Exercise aim →
Before repeating the entries below, strip out every picture and keep all else as it is.

(Data under study begins)

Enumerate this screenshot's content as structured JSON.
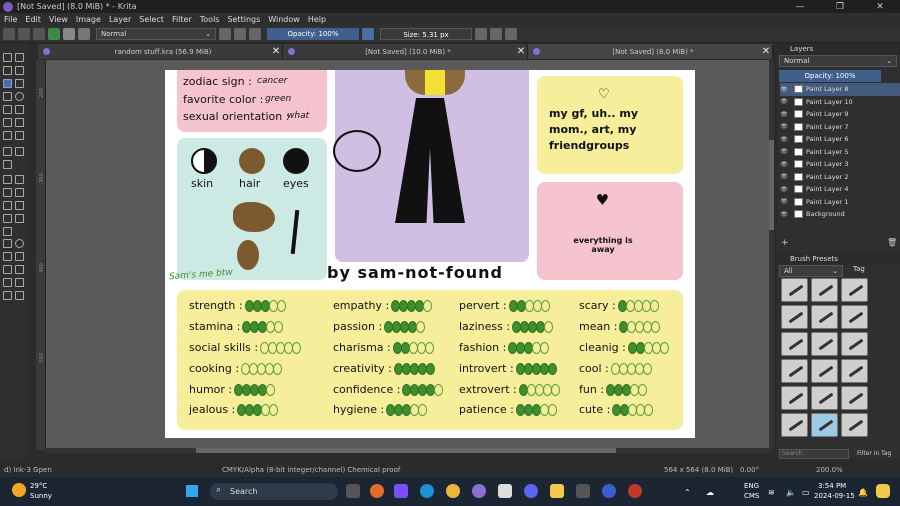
{
  "window": {
    "title": "[Not Saved]  (8.0 MiB) * - Krita",
    "controls": [
      "—",
      "❐",
      "✕"
    ]
  },
  "menu": [
    "File",
    "Edit",
    "View",
    "Image",
    "Layer",
    "Select",
    "Filter",
    "Tools",
    "Settings",
    "Window",
    "Help"
  ],
  "toolbar": {
    "blend_mode": "Normal",
    "opacity": "Opacity: 100%",
    "size": "Size: 5.31 px"
  },
  "tabs": [
    {
      "label": "random stuff.kra (56.9 MiB)",
      "close": "✕"
    },
    {
      "label": "[Not Saved]  (10.0 MiB) *",
      "close": "✕"
    },
    {
      "label": "[Not Saved]  (8.0 MiB) *",
      "close": "✕"
    }
  ],
  "ruler": [
    "200",
    "300",
    "400",
    "500"
  ],
  "document": {
    "zodiac_label": "zodiac sign :",
    "zodiac_value": "cancer",
    "color_label": "favorite color :",
    "color_value": "green",
    "orientation_label": "sexual orientation :",
    "orientation_value": "what",
    "skin": "skin",
    "hair": "hair",
    "eyes": "eyes",
    "signature_note": "Sam's me btw",
    "byline": "by sam-not-found",
    "likes": "my gf, uh.. my mom., art, my friendgroups",
    "dislikes": "everything is away",
    "stats": [
      {
        "label": "strength :",
        "filled": 3,
        "total": 5
      },
      {
        "label": "stamina :",
        "filled": 3,
        "total": 5
      },
      {
        "label": "social skills :",
        "filled": 0,
        "total": 5
      },
      {
        "label": "cooking :",
        "filled": 0,
        "total": 5
      },
      {
        "label": "humor :",
        "filled": 4,
        "total": 5
      },
      {
        "label": "jealous :",
        "filled": 3,
        "total": 5
      },
      {
        "label": "empathy :",
        "filled": 4,
        "total": 5
      },
      {
        "label": "passion :",
        "filled": 4,
        "total": 5
      },
      {
        "label": "charisma :",
        "filled": 2,
        "total": 5
      },
      {
        "label": "creativity :",
        "filled": 5,
        "total": 5
      },
      {
        "label": "confidence :",
        "filled": 4,
        "total": 5
      },
      {
        "label": "hygiene :",
        "filled": 3,
        "total": 5
      },
      {
        "label": "pervert :",
        "filled": 2,
        "total": 5
      },
      {
        "label": "laziness :",
        "filled": 4,
        "total": 5
      },
      {
        "label": "fashion :",
        "filled": 3,
        "total": 5
      },
      {
        "label": "introvert :",
        "filled": 5,
        "total": 5
      },
      {
        "label": "extrovert :",
        "filled": 1,
        "total": 5
      },
      {
        "label": "patience :",
        "filled": 3,
        "total": 5
      },
      {
        "label": "scary :",
        "filled": 1,
        "total": 5
      },
      {
        "label": "mean :",
        "filled": 1,
        "total": 5
      },
      {
        "label": "cleanig :",
        "filled": 2,
        "total": 5
      },
      {
        "label": "cool :",
        "filled": 0,
        "total": 5
      },
      {
        "label": "fun :",
        "filled": 3,
        "total": 5
      },
      {
        "label": "cute :",
        "filled": 2,
        "total": 5
      }
    ]
  },
  "layers_panel": {
    "title": "Layers",
    "blend": "Normal",
    "opacity": "Opacity: 100%",
    "layers": [
      "Paint Layer 8",
      "Paint Layer 10",
      "Paint Layer 9",
      "Paint Layer 7",
      "Paint Layer 6",
      "Paint Layer 5",
      "Paint Layer 3",
      "Paint Layer 2",
      "Paint Layer 4",
      "Paint Layer 1",
      "Background"
    ]
  },
  "brush_panel": {
    "title": "Brush Presets",
    "filter": "All",
    "tag": "Tag",
    "search": "Search",
    "filter_in_tag": "Filter in Tag"
  },
  "status": {
    "tool": "d) Ink-3 Gpen",
    "color": "CMYK/Alpha (8-bit integer/channel)  Chemical proof",
    "size": "564 x 564 (8.0 MiB)",
    "rotation": "0.00°",
    "zoom": "200.0%"
  },
  "taskbar": {
    "temp": "29°C",
    "weather": "Sunny",
    "search": "Search",
    "lang1": "ENG",
    "lang2": "CMS",
    "time": "3:54 PM",
    "date": "2024-09-15"
  },
  "colors": {
    "pink": "#f6c4ce",
    "lavender": "#cfc0e3",
    "yellow": "#f6ee9a",
    "mint": "#cde9e4",
    "oval_green": "#3f8f2c",
    "accent": "#4a6fa5"
  }
}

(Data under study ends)

Response for this exercise →
Enumerate this screenshot's content as structured JSON.
{
  "window": {
    "title": "[Not Saved]  (8.0 MiB) * - Krita",
    "controls": [
      "—",
      "❐",
      "✕"
    ]
  },
  "menu": [
    "File",
    "Edit",
    "View",
    "Image",
    "Layer",
    "Select",
    "Filter",
    "Tools",
    "Settings",
    "Window",
    "Help"
  ],
  "toolbar": {
    "blend_mode": "Normal",
    "opacity": "Opacity: 100%",
    "size": "Size: 5.31 px"
  },
  "tabs": [
    {
      "label": "random stuff.kra (56.9 MiB)",
      "close": "✕"
    },
    {
      "label": "[Not Saved]  (10.0 MiB) *",
      "close": "✕"
    },
    {
      "label": "[Not Saved]  (8.0 MiB) *",
      "close": "✕"
    }
  ],
  "ruler": [
    "200",
    "300",
    "400",
    "500"
  ],
  "document": {
    "zodiac_label": "zodiac sign :",
    "zodiac_value": "cancer",
    "color_label": "favorite color :",
    "color_value": "green",
    "orientation_label": "sexual orientation :",
    "orientation_value": "what",
    "skin": "skin",
    "hair": "hair",
    "eyes": "eyes",
    "signature_note": "Sam's me btw",
    "byline": "by sam-not-found",
    "likes": "my gf, uh.. my mom., art, my friendgroups",
    "dislikes": "everything is away",
    "stats": [
      {
        "label": "strength :",
        "filled": 3,
        "total": 5
      },
      {
        "label": "stamina :",
        "filled": 3,
        "total": 5
      },
      {
        "label": "social skills :",
        "filled": 0,
        "total": 5
      },
      {
        "label": "cooking :",
        "filled": 0,
        "total": 5
      },
      {
        "label": "humor :",
        "filled": 4,
        "total": 5
      },
      {
        "label": "jealous :",
        "filled": 3,
        "total": 5
      },
      {
        "label": "empathy :",
        "filled": 4,
        "total": 5
      },
      {
        "label": "passion :",
        "filled": 4,
        "total": 5
      },
      {
        "label": "charisma :",
        "filled": 2,
        "total": 5
      },
      {
        "label": "creativity :",
        "filled": 5,
        "total": 5
      },
      {
        "label": "confidence :",
        "filled": 4,
        "total": 5
      },
      {
        "label": "hygiene :",
        "filled": 3,
        "total": 5
      },
      {
        "label": "pervert :",
        "filled": 2,
        "total": 5
      },
      {
        "label": "laziness :",
        "filled": 4,
        "total": 5
      },
      {
        "label": "fashion :",
        "filled": 3,
        "total": 5
      },
      {
        "label": "introvert :",
        "filled": 5,
        "total": 5
      },
      {
        "label": "extrovert :",
        "filled": 1,
        "total": 5
      },
      {
        "label": "patience :",
        "filled": 3,
        "total": 5
      },
      {
        "label": "scary :",
        "filled": 1,
        "total": 5
      },
      {
        "label": "mean :",
        "filled": 1,
        "total": 5
      },
      {
        "label": "cleanig :",
        "filled": 2,
        "total": 5
      },
      {
        "label": "cool :",
        "filled": 0,
        "total": 5
      },
      {
        "label": "fun :",
        "filled": 3,
        "total": 5
      },
      {
        "label": "cute :",
        "filled": 2,
        "total": 5
      }
    ]
  },
  "layers_panel": {
    "title": "Layers",
    "blend": "Normal",
    "opacity": "Opacity: 100%",
    "layers": [
      "Paint Layer 8",
      "Paint Layer 10",
      "Paint Layer 9",
      "Paint Layer 7",
      "Paint Layer 6",
      "Paint Layer 5",
      "Paint Layer 3",
      "Paint Layer 2",
      "Paint Layer 4",
      "Paint Layer 1",
      "Background"
    ]
  },
  "brush_panel": {
    "title": "Brush Presets",
    "filter": "All",
    "tag": "Tag",
    "search": "Search",
    "filter_in_tag": "Filter in Tag"
  },
  "status": {
    "tool": "d) Ink-3 Gpen",
    "color": "CMYK/Alpha (8-bit integer/channel)  Chemical proof",
    "size": "564 x 564 (8.0 MiB)",
    "rotation": "0.00°",
    "zoom": "200.0%"
  },
  "taskbar": {
    "temp": "29°C",
    "weather": "Sunny",
    "search": "Search",
    "lang1": "ENG",
    "lang2": "CMS",
    "time": "3:54 PM",
    "date": "2024-09-15"
  },
  "colors": {
    "pink": "#f6c4ce",
    "lavender": "#cfc0e3",
    "yellow": "#f6ee9a",
    "mint": "#cde9e4",
    "oval_green": "#3f8f2c",
    "accent": "#4a6fa5"
  }
}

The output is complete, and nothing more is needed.